Context: The Department of Biotechnology has said that the exercise to sequence 10,000 Indian human genomes and create a database under the Centre-backed Genome India Project is about two-thirds complete. About 7,000 Indian genomes have already been sequenced of which 3,000 are available for public access to researchers.
- Human genome is the entire set of deoxyribonucleic acid (DNA) residing in the nucleus of every cell of the human body. It carries the complete genetic information responsible for the development and functioning of an organism.
- The DNA consists of a double-stranded molecule built up by four bases [adenine (A), cytosine (C), guanine (G), and thymine (T)].
- While the sequence of base pairs is identical in all humans, there are differences in the genome of every human being that make them unique.
- Genome sequencing is the process of determining the complete DNA sequence of an organism’s genome. It involves identifying the order of base pairs [adenine (A), cytosine (C), guanine (G), and thymine (T)] that make up the DNA molecule in each of the chromosomes of an organism’s DNA, to decode the genetic fingerprint of a human.
Human Genome Project
- In 1990, a group of scientists began working on the Human Genome Project which was an international programme that led to the decoding of the entire human genome. Completed in April 2003, the HGP gave the ability, for the first time, to read nature’s complete genetic blueprint for building a human being.
Applications of genome sequencing
- Disease Diagnosis and Treatment: Genome sequencing can identify genetic mutations and variations that contribute to the development of diseases. It has been used to evaluate rare disorders, preconditions for disorders and even cancer from the viewpoint of genetics.
- Nearly 10,000 diseases — including cystic fibrosis and thalassemia — are known to be the result of a single gene malfunctioning.
- Genome sequencing has been used to read the codes of viruses. In 2014, a group of scientists from M.I.T and Harvard sequenced samples of Ebola from infected African patients to show how genomic data of viruses could reveal hidden pathways of transmission.
- In January 2020, at the start of the CoVID-19 pandemic, scientists sequenced the genome of a novel pathogen causing infections in the city of Wuhan. Then virologists evaluated the genomic sequence to understand how to combat the virus, track the mutating variants, and develop a vaccine.
- Drug Development: Can identify genetic targets for drug development and testing, leading to the development of more effective and personalized drugs.
- Prenatal screening: Can be used as a tool for prenatal screening to investigate whether the foetus has genetic disorders/anomalies.
- Agriculture: Can help identify genes that contribute to desirable traits in plants and animals, allowing for the selective breeding of crops and livestock.
- Evolutionary Biology: Can help trace the evolutionary history of species and understand the mechanisms underlying evolution.

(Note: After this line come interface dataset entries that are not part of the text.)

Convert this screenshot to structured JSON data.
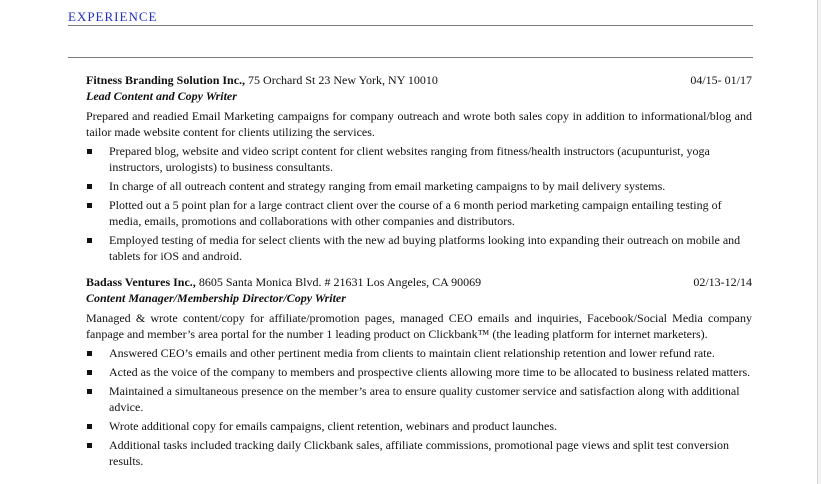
{
  "section": {
    "title": "EXPERIENCE"
  },
  "jobs": [
    {
      "company": "Fitness Branding Solution Inc.,",
      "address": " 75 Orchard St 23 New York, NY 10010",
      "dates": "04/15- 01/17",
      "role": "Lead Content and Copy Writer",
      "description": "Prepared and readied Email Marketing campaigns for company outreach and wrote both sales copy in addition to informational/blog and tailor made website content for clients utilizing the services.",
      "bullets": [
        "Prepared blog, website and video script content for client websites ranging from fitness/health instructors (acupunturist, yoga instructors, urologists) to business consultants.",
        "In charge of all outreach content and strategy ranging from email marketing campaigns to by mail delivery systems.",
        "Plotted out a 5 point plan for a large contract client over the course of a 6 month period marketing campaign entailing testing of media, emails, promotions and collaborations with other companies and distributors.",
        "Employed testing of media for select clients with the new ad buying platforms looking into expanding their outreach on mobile and tablets for iOS and android."
      ]
    },
    {
      "company": "Badass Ventures Inc.,",
      "address": " 8605 Santa Monica Blvd. # 21631 Los Angeles, CA 90069",
      "dates": "02/13-12/14",
      "role": "Content Manager/Membership Director/Copy Writer",
      "description": "Managed & wrote content/copy for affiliate/promotion pages, managed CEO emails and inquiries, Facebook/Social Media company fanpage and member’s area portal for the number 1 leading product on Clickbank™ (the leading platform for internet marketers).",
      "bullets": [
        "Answered CEO’s emails and other pertinent media from clients to maintain client relationship retention and lower refund rate.",
        "Acted as the voice of the company to members and prospective clients allowing more time to be allocated to business related matters.",
        "Maintained a simultaneous presence on the member’s area to ensure quality customer service and satisfaction along with additional advice.",
        "Wrote additional copy for emails campaigns, client retention, webinars and product launches.",
        "Additional tasks included tracking daily Clickbank sales, affiliate commissions, promotional page views and split test conversion results."
      ]
    }
  ]
}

- Forensics: Genome sequencing can be used to identify suspects in criminal investigations and to establish paternity in cases of disputed parentage.
Genome India Project (GIP)
- The Genome India Project (GIP) is a government initiative launched by the Indian Council of Medical Research (ICMR) in 2019 to execute whole genome sequencing and subsequent data analysis of 10,000 individuals representing the country’s diverse population by the end of 2023.
- The goal of the project is to create a comprehensive reference database of genetic variations in the Indian population and identify genetic variations that are associated with common and rare diseases prevalent in the Indian population.
- The project is being carried out in collaboration with several institutions, including the National Centre for Biological Sciences, the Institute of Genomics and Integrative Biology, and the Centre for Cellular and Molecular Biology.
Need & Significance of GIP
- India has around 1.3 billion population consisting of over 4,600 population groups, many of which are endogamous (disease-causing mutations often amplified within some of these groups). But despite being a large population with diverse ethnic groups, India lacks a comprehensive catalogue of genetic variations.
- Creating a database of Indian genomes allows researchers to learn about genetic variants unique to India’s population groups and use that to customise drugs.